#### STUDY MATERIAL
::::

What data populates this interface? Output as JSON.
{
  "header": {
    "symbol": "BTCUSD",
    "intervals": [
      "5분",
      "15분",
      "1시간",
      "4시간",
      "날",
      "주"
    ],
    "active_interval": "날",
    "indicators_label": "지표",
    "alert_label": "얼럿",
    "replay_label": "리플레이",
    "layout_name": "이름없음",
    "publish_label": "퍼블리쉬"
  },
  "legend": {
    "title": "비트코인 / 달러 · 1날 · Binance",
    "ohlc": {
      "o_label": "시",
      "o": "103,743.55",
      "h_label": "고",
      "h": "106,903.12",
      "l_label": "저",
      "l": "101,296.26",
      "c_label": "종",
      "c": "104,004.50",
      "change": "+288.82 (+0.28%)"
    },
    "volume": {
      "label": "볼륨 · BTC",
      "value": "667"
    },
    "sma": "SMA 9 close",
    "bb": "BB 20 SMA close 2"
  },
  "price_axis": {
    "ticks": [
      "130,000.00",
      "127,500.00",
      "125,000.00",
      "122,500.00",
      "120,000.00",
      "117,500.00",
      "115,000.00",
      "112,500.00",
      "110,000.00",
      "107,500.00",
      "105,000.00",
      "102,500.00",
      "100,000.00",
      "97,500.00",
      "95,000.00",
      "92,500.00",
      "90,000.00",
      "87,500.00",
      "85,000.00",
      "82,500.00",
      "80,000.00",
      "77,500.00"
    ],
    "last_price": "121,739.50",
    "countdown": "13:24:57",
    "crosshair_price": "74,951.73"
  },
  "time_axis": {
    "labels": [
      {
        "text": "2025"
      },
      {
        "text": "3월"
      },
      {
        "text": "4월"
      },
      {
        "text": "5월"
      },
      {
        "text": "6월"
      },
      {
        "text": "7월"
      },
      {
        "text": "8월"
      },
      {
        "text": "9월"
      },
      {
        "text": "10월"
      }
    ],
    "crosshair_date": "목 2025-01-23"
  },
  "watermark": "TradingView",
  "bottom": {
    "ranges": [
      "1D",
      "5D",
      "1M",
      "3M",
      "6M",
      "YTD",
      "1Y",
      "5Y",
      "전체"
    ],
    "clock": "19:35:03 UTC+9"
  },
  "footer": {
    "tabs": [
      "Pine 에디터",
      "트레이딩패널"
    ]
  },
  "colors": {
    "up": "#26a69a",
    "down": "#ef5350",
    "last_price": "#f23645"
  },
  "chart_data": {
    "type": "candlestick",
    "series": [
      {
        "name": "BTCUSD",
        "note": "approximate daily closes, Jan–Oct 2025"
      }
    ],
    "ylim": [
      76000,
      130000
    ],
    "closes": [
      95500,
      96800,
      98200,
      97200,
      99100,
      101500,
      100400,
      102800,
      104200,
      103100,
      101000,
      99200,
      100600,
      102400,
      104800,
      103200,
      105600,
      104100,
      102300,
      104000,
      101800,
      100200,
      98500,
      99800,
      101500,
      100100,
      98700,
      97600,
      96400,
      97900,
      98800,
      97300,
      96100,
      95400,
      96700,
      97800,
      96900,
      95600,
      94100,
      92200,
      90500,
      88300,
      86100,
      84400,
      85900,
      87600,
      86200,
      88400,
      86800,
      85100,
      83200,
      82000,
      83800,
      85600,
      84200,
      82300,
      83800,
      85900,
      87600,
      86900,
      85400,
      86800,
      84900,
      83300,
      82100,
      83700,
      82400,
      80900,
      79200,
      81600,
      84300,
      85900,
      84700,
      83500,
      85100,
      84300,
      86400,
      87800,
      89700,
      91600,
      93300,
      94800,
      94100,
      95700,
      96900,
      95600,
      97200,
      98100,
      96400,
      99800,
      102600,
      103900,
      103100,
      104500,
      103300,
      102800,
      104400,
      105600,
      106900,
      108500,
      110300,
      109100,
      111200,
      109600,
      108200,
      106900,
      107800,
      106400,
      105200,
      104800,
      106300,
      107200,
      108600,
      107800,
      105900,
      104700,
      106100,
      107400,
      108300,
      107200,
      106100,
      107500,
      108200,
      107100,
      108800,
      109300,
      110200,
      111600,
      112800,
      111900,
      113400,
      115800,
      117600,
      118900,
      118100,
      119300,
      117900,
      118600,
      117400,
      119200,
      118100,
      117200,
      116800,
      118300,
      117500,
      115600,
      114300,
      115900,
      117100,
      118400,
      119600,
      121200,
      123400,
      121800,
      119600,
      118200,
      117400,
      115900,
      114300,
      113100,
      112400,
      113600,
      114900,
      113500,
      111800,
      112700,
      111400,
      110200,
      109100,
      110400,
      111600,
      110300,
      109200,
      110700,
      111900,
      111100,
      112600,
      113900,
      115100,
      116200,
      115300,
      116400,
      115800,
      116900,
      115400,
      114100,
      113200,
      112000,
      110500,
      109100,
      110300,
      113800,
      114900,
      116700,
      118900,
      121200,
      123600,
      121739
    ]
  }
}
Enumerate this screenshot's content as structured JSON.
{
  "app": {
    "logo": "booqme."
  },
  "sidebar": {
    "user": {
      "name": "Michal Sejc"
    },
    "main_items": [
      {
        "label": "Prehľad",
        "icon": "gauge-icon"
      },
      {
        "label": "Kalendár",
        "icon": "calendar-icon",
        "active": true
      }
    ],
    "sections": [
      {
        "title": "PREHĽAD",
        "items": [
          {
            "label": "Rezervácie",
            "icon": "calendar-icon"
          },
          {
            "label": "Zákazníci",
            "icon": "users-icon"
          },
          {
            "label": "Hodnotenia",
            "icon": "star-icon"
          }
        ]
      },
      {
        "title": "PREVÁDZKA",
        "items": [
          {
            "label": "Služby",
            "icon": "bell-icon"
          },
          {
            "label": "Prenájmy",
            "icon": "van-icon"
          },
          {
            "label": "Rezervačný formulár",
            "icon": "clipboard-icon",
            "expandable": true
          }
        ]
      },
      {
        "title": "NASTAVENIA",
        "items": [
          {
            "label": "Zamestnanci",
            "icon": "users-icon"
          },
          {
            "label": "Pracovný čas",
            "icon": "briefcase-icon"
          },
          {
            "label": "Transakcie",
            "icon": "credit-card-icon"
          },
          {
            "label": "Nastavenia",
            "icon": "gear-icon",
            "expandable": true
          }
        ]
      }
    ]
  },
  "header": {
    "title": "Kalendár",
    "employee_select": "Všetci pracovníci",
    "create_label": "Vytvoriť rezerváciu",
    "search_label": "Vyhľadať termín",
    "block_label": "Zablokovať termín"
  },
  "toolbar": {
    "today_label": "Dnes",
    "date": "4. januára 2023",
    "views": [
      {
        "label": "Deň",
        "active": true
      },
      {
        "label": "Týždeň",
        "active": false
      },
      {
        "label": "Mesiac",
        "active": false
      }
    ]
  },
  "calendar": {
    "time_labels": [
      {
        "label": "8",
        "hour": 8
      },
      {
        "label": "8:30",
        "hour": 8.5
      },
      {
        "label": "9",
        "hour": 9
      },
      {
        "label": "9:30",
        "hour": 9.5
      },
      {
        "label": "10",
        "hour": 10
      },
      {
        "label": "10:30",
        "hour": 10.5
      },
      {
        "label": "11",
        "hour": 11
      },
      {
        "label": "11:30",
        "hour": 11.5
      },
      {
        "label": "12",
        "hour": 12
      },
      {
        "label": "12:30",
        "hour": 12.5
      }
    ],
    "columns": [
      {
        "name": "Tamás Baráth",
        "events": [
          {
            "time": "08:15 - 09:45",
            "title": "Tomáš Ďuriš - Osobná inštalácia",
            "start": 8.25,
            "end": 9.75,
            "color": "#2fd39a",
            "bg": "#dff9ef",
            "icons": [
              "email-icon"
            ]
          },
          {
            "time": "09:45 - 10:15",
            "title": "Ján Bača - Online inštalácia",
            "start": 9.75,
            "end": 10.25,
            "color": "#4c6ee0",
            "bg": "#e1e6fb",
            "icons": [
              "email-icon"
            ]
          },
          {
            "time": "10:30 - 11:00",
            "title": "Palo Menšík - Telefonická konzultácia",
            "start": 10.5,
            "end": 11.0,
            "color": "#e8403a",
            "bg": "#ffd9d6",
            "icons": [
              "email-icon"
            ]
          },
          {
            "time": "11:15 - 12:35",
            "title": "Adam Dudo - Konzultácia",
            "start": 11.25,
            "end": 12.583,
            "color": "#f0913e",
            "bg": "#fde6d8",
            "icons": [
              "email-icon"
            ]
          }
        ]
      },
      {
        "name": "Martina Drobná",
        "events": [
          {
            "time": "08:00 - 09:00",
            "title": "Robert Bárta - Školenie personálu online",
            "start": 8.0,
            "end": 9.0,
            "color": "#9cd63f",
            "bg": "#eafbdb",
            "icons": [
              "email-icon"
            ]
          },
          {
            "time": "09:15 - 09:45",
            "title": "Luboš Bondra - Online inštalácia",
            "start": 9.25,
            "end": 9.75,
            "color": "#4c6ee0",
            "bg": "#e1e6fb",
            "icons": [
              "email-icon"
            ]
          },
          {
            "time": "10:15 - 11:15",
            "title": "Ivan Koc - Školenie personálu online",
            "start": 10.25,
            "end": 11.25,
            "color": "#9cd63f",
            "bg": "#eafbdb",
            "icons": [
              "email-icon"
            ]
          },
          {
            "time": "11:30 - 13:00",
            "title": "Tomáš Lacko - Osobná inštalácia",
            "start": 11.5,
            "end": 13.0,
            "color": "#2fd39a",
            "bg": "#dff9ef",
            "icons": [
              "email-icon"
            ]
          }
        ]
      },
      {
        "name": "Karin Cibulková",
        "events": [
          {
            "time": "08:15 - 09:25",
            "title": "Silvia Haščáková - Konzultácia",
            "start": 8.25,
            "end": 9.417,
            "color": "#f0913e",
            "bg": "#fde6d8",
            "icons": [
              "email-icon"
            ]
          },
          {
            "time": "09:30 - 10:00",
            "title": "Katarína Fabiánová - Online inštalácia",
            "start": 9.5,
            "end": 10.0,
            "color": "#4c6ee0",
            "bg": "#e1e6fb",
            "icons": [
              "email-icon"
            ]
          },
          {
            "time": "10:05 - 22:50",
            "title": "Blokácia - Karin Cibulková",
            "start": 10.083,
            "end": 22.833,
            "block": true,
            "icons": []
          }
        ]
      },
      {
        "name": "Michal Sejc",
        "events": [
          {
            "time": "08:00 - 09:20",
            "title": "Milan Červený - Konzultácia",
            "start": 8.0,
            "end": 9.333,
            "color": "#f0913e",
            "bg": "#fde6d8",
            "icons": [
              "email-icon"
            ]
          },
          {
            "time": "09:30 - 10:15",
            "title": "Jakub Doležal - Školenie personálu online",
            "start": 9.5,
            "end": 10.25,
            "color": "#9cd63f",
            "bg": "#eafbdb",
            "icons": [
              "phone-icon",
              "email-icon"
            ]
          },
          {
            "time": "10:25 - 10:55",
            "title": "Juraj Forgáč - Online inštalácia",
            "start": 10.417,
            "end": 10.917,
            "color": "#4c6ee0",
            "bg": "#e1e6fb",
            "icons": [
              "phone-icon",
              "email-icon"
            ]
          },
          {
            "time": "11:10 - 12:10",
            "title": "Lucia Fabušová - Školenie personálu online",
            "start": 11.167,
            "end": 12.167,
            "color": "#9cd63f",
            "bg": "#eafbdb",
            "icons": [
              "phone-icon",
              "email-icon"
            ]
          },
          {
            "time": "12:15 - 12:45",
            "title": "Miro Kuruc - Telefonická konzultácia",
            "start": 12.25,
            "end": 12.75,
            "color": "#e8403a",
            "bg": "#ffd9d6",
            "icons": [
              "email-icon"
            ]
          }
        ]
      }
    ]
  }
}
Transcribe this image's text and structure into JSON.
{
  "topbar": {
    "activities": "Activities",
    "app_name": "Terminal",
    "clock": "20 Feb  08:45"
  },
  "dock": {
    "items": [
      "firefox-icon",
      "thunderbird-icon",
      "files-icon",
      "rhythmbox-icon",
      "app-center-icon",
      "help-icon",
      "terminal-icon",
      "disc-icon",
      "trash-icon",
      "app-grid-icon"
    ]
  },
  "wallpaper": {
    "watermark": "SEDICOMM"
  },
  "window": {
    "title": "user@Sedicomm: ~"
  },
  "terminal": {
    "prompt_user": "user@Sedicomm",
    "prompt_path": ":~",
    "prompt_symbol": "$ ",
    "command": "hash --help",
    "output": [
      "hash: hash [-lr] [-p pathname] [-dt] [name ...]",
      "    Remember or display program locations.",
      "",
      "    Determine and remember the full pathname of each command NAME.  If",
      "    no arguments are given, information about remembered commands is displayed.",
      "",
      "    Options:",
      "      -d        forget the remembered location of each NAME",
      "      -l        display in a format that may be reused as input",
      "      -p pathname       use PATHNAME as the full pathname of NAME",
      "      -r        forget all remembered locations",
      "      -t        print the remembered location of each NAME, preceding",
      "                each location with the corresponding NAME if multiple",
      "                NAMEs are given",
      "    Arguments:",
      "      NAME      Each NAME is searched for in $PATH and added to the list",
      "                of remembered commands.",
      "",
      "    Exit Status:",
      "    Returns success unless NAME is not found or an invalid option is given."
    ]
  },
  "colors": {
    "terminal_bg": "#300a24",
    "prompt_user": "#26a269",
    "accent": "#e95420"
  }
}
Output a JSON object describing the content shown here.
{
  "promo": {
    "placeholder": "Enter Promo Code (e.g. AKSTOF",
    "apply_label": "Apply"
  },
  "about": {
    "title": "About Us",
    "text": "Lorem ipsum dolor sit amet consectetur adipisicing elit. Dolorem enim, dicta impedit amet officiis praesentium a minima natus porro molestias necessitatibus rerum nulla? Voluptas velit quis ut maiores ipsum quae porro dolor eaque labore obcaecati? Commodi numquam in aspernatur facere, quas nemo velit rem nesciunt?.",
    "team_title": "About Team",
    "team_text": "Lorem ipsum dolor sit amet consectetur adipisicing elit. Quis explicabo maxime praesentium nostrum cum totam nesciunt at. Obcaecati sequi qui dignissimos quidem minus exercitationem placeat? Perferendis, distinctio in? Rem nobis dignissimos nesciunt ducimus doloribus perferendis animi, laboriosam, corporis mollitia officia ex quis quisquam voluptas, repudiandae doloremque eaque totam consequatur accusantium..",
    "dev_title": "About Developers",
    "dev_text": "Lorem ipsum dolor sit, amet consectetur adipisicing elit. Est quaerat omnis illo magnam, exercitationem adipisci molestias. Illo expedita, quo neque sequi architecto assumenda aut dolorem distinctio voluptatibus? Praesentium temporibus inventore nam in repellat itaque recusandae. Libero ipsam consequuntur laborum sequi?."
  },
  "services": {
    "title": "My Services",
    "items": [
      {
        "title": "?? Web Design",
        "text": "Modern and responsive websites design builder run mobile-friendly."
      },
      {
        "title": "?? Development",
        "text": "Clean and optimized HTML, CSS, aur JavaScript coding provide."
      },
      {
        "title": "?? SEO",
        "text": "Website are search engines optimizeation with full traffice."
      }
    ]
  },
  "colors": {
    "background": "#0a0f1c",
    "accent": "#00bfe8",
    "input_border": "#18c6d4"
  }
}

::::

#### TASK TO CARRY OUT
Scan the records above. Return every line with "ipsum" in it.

#### WRITTEN SOLUTION
    "text": "Lorem ipsum dolor sit amet consectetur adipisicing elit. Dolorem enim, dicta impedit amet officiis praesentium a minima natus porro molestias necessitatibus rerum nulla? Voluptas velit quis ut maiores ipsum quae porro dolor eaque labore obcaecati? Commodi numquam in aspernatur facere, quas nemo velit rem nesciunt?.",
    "team_text": "Lorem ipsum dolor sit amet consectetur adipisicing elit. Quis explicabo maxime praesentium nostrum cum totam nesciunt at. Obcaecati sequi qui dignissimos quidem minus exercitationem placeat? Perferendis, distinctio in? Rem nobis dignissimos nesciunt ducimus doloribus perferendis animi, laboriosam, corporis mollitia officia ex quis quisquam voluptas, repudiandae doloremque eaque totam consequatur accusantium..",
    "dev_text": "Lorem ipsum dolor sit, amet consectetur adipisicing elit. Est quaerat omnis illo magnam, exercitationem adipisci molestias. Illo expedita, quo neque sequi architecto assumenda aut dolorem distinctio voluptatibus? Praesentium temporibus inventore nam in repellat itaque recusandae. Libero ipsam consequuntur laborum sequi?."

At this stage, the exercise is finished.